Nature DOI 10.1038/nature07952 (2009)
Minsoo Kim1,3, Michinaga Ogawa2,3, Yukihiro Fujita2,3, Yuko Yoshikawa2,3, Takeshi Nagai2,3, Tomohiro Koyama4, Shinya Nagai4, Anika Lange5, Reinhard Fassler5 & Chihiro Sasakawa1,2,3
1. Department of Infectious Disease Control, International Research Center for Infectious Diseases, 2. Department of Microbiology and Immunology, Institute of Medical Science, University of Tokyo, 4-6-1, Shirokanedai, Minato-ku, Tokyo 108-8639, Japan 3. CREST, Japan Science and Technology Agency, Kawaguchi 332-0012, Japan 4. Nippon Institute for Biological Science, 9-2221-1, Shinmachi, Ome, Tokyo 198-0024, Japan 5. Department of Molecular Medicine, Max-Planck Institute of Biochemistry, D-82152, Martinsried, Germany
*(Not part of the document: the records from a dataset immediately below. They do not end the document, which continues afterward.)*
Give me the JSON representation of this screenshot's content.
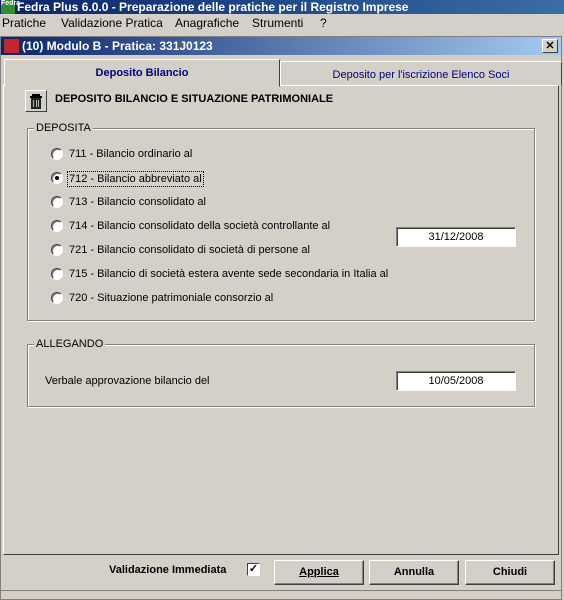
{
  "app": {
    "icon_text": "Fedra",
    "title": "Fedra Plus 6.0.0 - Preparazione delle pratiche per il Registro Imprese"
  },
  "menu": [
    "Pratiche",
    "Validazione Pratica",
    "Anagrafiche",
    "Strumenti",
    "?"
  ],
  "child_window": {
    "title": "(10) Modulo B - Pratica: 331J0123",
    "close_glyph": "✕"
  },
  "tabs": [
    {
      "label": "Deposito Bilancio",
      "selected": true
    },
    {
      "label": "Deposito per l'iscrizione Elenco Soci",
      "selected": false
    }
  ],
  "section_title": "DEPOSITO BILANCIO E SITUAZIONE PATRIMONIALE",
  "deposita": {
    "legend": "DEPOSITA",
    "options": [
      {
        "label": "711 - Bilancio ordinario al",
        "checked": false
      },
      {
        "label": "712 - Bilancio abbreviato al",
        "checked": true,
        "date": "31/12/2008"
      },
      {
        "label": "713 - Bilancio consolidato al",
        "checked": false
      },
      {
        "label": "714 - Bilancio consolidato della società controllante al",
        "checked": false
      },
      {
        "label": "721 - Bilancio consolidato di società di persone al",
        "checked": false
      },
      {
        "label": "715 - Bilancio di società estera avente sede secondaria in Italia al",
        "checked": false
      },
      {
        "label": "720 - Situazione patrimoniale consorzio al",
        "checked": false
      }
    ]
  },
  "allegando": {
    "legend": "ALLEGANDO",
    "label": "Verbale approvazione bilancio del",
    "date": "10/05/2008"
  },
  "footer": {
    "validazione_label": "Validazione Immediata",
    "validazione_checked": true,
    "check_glyph": "✓",
    "buttons": {
      "applica": "Applica",
      "annulla": "Annulla",
      "chiudi": "Chiudi"
    }
  },
  "colors": {
    "window_bg": "#d4d0c8",
    "title_bar": "#0a246a",
    "tab_text": "#00007f"
  },
  "icons": [
    "app-logo-icon",
    "window-icon",
    "close-icon",
    "trash-icon",
    "checkbox-check-icon"
  ]
}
The rapid turnover and exfoliation of mucosal epithelial cells provides an innate defence system against bacterial infection. Nevertheless, many pathogenic bacteria, including Shigella, are able to surmount exfoliation and colonize the epithelium efficiently. Here we show that the Shigella flexneri effector OspE (consisting of OspE1 and OspE2 proteins), which is highly conserved among enteropathogenic Escherichia coli, enterohaemorrhagic E. coli, Citrobacter rodentium and Salmonella strains, reinforces host cell adherence to the basement membrane by interacting with integrin-linked kinase (ILK). The number of focal adhesions was augmented along with membrane fraction ILK by ILK–OspE binding. The interaction between ILK and OspE increased cell surface levels of beta1 integrin and suppressed phosphorylation of focal adhesion kinase and paxillin, which are required for rapid turnover of focal adhesion in cell motility. Nocodazole-washout-induced focal adhesion disassembly was blocked by expression of OspE. Polarized epithelial cells infected with a Shigella mutant lacking the ospE gene underwent more rapid cell detachment than cells infected with wild-type Shigella. Infection of guinea pig colons with Shigella corroborated the pivotal role of the OspE–ILK interaction in suppressing epithelial detachment, increasing bacterial cell-to-cell spreading, and promoting bacterial colonization. These results indicate that Shigella sustain their infectious foothold by using special tactics to prevent detachment of infected cells.